6) One of the performers in the book, Mad Chad, has gone on to be a successful performer touring the world and doing movies. How do the other performers take to his success? Is that something that they want?

RW: When you mention Mad Chad's name down there you'll see that he's well respected by everybody. They love him. I think that a lot of them, about 70 percent. definitely have a dream of being big and being in movies, but who doesn't. For instance, the Calypso Tumblers are content with what they're doing. They had their shot on America's Got Talent, but at heart they're street performers. They love the art of street performing. I think all the guys have goals and dreams, but each has their own methods and reasons to achieve them.
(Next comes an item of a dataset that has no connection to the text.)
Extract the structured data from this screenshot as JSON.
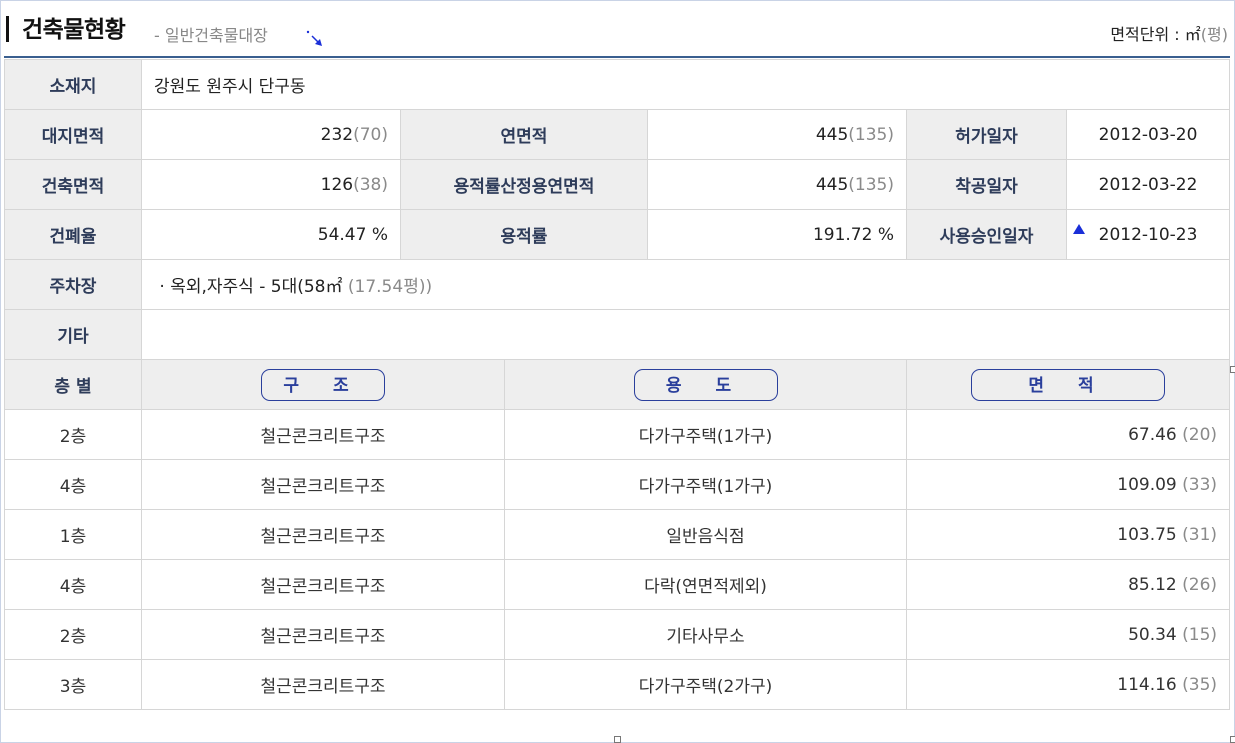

MP: While Mad Chad has performed all over the world and done so many different things, he'll tell you that working on Venice Beach is the most honest money he's ever made. You earn every penny when you're down there performing. These guys aren’t paid, they don’t draw a check, and the only money they earn comes from tips. So if they don't perform to the highest standards, they don't make money. Talk about pressure.

7) What has been the most rewarding aspect of the book, which as you said had been a passion project, for you guys? If you could anything over again, what would you change?

MP: The most rewarding thing is to have someone when they see the book to see their face light up and say, 'Wow, that's cool' then as they go through the book to hear someone say, 'This is very cool and you guys did a great job.' We'd love to make a million dollars off of it, but we knew from the start it wasn't about going and making a million dollars. When I told people we were making a book, people said, 'Don't make a coffee table book if you want to make money.' Of course, what did we do? We made a coffee table book. It wasn't about the money, it was about the love for Venice. I've been in Venice for years now and always felt a kindred spirit to it but never really felt apart of it. Now after doing the book, I feel like I'm apart of Venice Beach. It's a great feeling.

RW: I agree totally. I walked down Venice thousands of times. Since 1996 I've been walking down there. I put a lot of time into being down there but I never really felt apart of it until we took on this project and preserved a piece of Venice. For me I think the most fulfilling thing so far, was when Tony started doing the paparazzi thing and hadn't been down to Venice in a while. I asked around with the other performers and they were telling me that Tony's doing pretty well with the paparazzi thing and hasn't really been performing that much. I ran into him about a week later and he told me he's sticking to the paparazzi thing, he didn't think he needed to be performing on Venice Beach anymore. A week later I'm down on Venice Beach and I see Tony, he comes over and gives me a big hug and thanks me. I'm not sure why he's hugging me or thanking me, so I ask him what's up and he says, 'I read my story again and I am the Fireman. I belong here.' I almost cried when he said that. I felt like we did it. It worked, we preserved a piece of Venice.

Venice Beach Heart & Soul is available for sale on their Web site - www.venicebeachbook.com along with LA area Barnes & Noble stores, Amazon.com The Patio, Plantation, Hennessey & Ingalls, Small World Books and other Venice-area stores.